posted by timshel
on Feb 4, 2014 -
A man who served as UKIP's Commonwealth spokesman
for a year is the former leader of a kidnapping gang in Pakistan, BBC Newsnight can reveal.
Mujeeb ur Rehman Bhutto's gang were behind a high-profile kidnapping in Karachi in 2004 and he then took a £56,000 ransom payment in Manchester.
In 2005, Bhutto, of Leeds, admitted being the gang's "boss" and was jailed for seven years by a UK court.
UKIP said Bhutto, 35, had "recently" resigned his party membership.
posted by marienbad
on Feb 4, 2014 -
Newly released cabinet papers from 1984
reveal mineworkers' union leader Arthur Scargill may have been right to claim there was a "secret hit-list" of more than 70 pits marked for closure.
The government and National Coal Board said at the time they wanted to close 20. But the documents reveal a plan to shut 75 mines over three years.
A key adviser to then-PM Margaret Thatcher denies any cover-up claims.
The miners' strike began in March 1984 and did not end until the next year. [more inside]
posted by marienbad
on Jan 3, 2014 -
Let's admit it: Britain is now a developing country.
Gender equality? The WEF ranks us behind Nicaragua and Lesotho. Investment by business? The Economist thinks we are struggling to keep up with Mali. Let me put it more broadly, Britain is a rich country accruing many of the stereotypical bad habits of a developing country.
Aditya Chakrabortty discusses the increasing hollowing out of the UK economy, as well as the City as an economically distorting resource curse.
posted by jaduncan
on Dec 10, 2013 -
In the late 1740s, John Wesley—a British evangelist and the co-founder of Methodism—published Primitive Physick, or, An Easy and Natural Method of Curing Most Diseases. The tome gave regular people ways to cure themselves, using items they could find in their own homes. - Here are some of his suggested home remedies.

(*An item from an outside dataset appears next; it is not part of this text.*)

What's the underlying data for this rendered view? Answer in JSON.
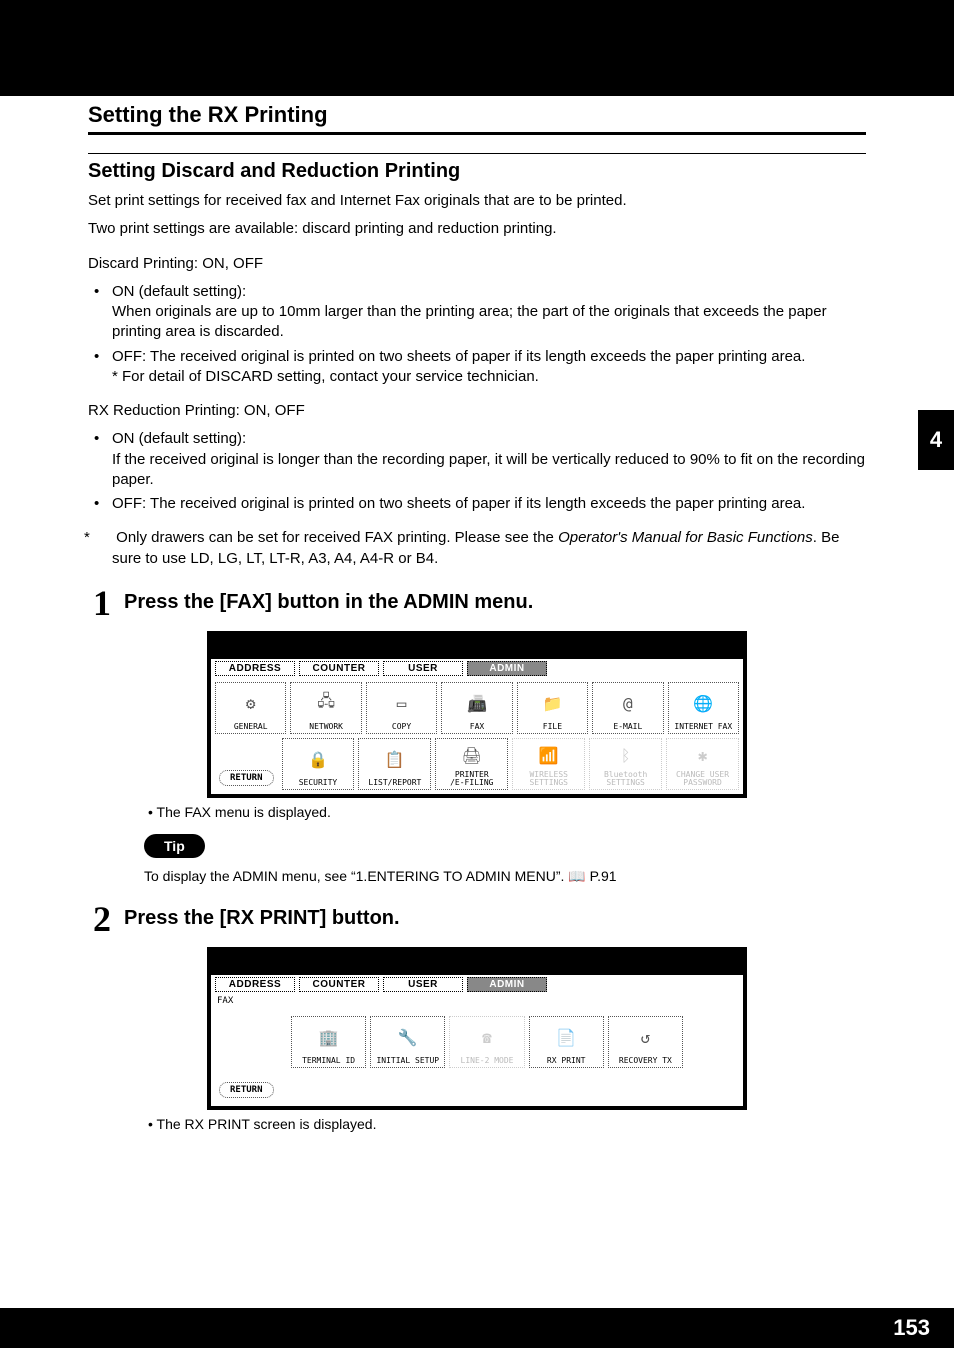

posted by The Whelk
on Oct 29, 2013 -
After a trade dispute, Grangemouth plant
will remain open. Just another case of a greedy union almost driving a company out of business? Perhaps not. Robin McAlpine argues
that this case underlines the broken nature of British industry and its relationship with the unions, as well as the media's ability to report on stories outside of London
posted by Cannon Fodder
on Oct 25, 2013 -